*Work order:* Report how many lines in the data include the string "from", and add nothing else.

*Input:*
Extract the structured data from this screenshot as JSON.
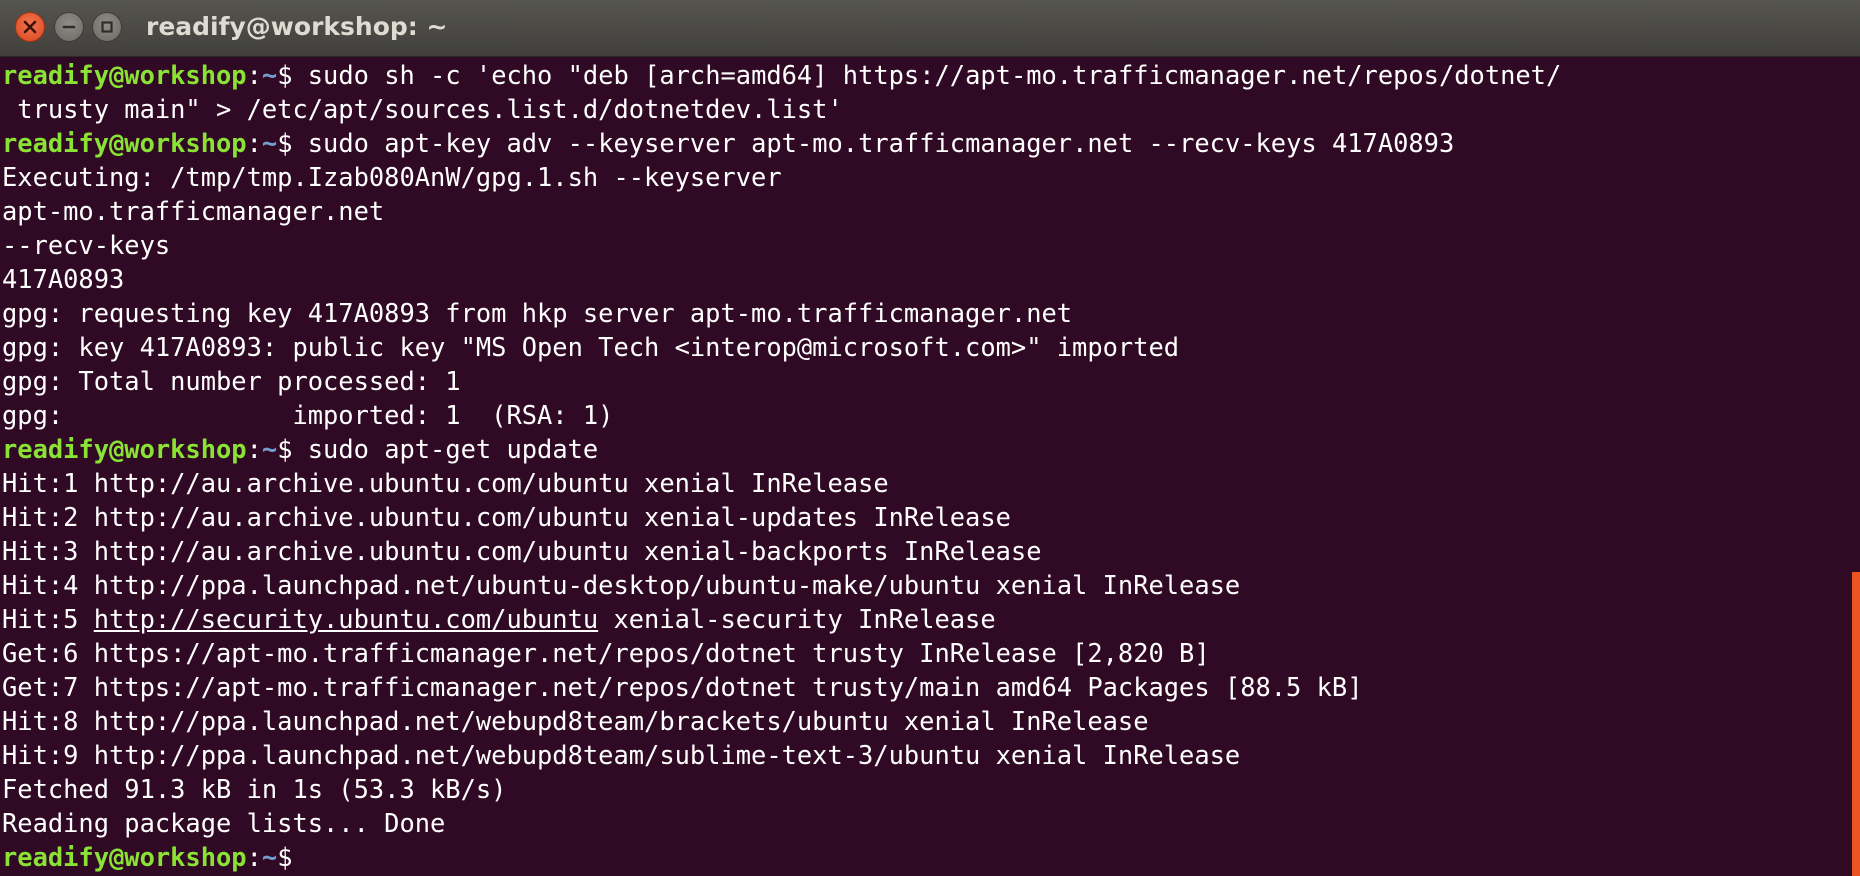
{
  "window": {
    "title": "readify@workshop: ~"
  },
  "icons": {
    "close": "close-icon",
    "minimize": "minimize-icon",
    "maximize": "maximize-icon"
  },
  "colors": {
    "background": "#300a24",
    "prompt_user": "#8ae234",
    "prompt_path": "#729fcf",
    "text": "#ffffff",
    "close_button": "#e95420",
    "scrollbar": "#e95420"
  },
  "prompt": {
    "user_host": "readify@workshop",
    "colon": ":",
    "path": "~",
    "symbol": "$ "
  },
  "terminal": {
    "cmd1_part1": "sudo sh -c 'echo \"deb [arch=amd64] https://apt-mo.trafficmanager.net/repos/dotnet/",
    "cmd1_part2": " trusty main\" > /etc/apt/sources.list.d/dotnetdev.list'",
    "cmd2": "sudo apt-key adv --keyserver apt-mo.trafficmanager.net --recv-keys 417A0893",
    "out_exec": "Executing: /tmp/tmp.Izab080AnW/gpg.1.sh --keyserver",
    "out_host": "apt-mo.trafficmanager.net",
    "out_recv": "--recv-keys",
    "out_keyid": "417A0893",
    "out_gpg1": "gpg: requesting key 417A0893 from hkp server apt-mo.trafficmanager.net",
    "out_gpg2": "gpg: key 417A0893: public key \"MS Open Tech <interop@microsoft.com>\" imported",
    "out_gpg3": "gpg: Total number processed: 1",
    "out_gpg4": "gpg:               imported: 1  (RSA: 1)",
    "cmd3": "sudo apt-get update",
    "hit1": "Hit:1 http://au.archive.ubuntu.com/ubuntu xenial InRelease",
    "hit2": "Hit:2 http://au.archive.ubuntu.com/ubuntu xenial-updates InRelease",
    "hit3": "Hit:3 http://au.archive.ubuntu.com/ubuntu xenial-backports InRelease",
    "hit4": "Hit:4 http://ppa.launchpad.net/ubuntu-desktop/ubuntu-make/ubuntu xenial InRelease",
    "hit5_prefix": "Hit:5 ",
    "hit5_link": "http://security.ubuntu.com/ubuntu",
    "hit5_suffix": " xenial-security InRelease",
    "get6": "Get:6 https://apt-mo.trafficmanager.net/repos/dotnet trusty InRelease [2,820 B]",
    "get7": "Get:7 https://apt-mo.trafficmanager.net/repos/dotnet trusty/main amd64 Packages [88.5 kB]",
    "hit8": "Hit:8 http://ppa.launchpad.net/webupd8team/brackets/ubuntu xenial InRelease",
    "hit9": "Hit:9 http://ppa.launchpad.net/webupd8team/sublime-text-3/ubuntu xenial InRelease",
    "fetched": "Fetched 91.3 kB in 1s (53.3 kB/s)",
    "reading": "Reading package lists... Done"
  }
}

*Solution:* 2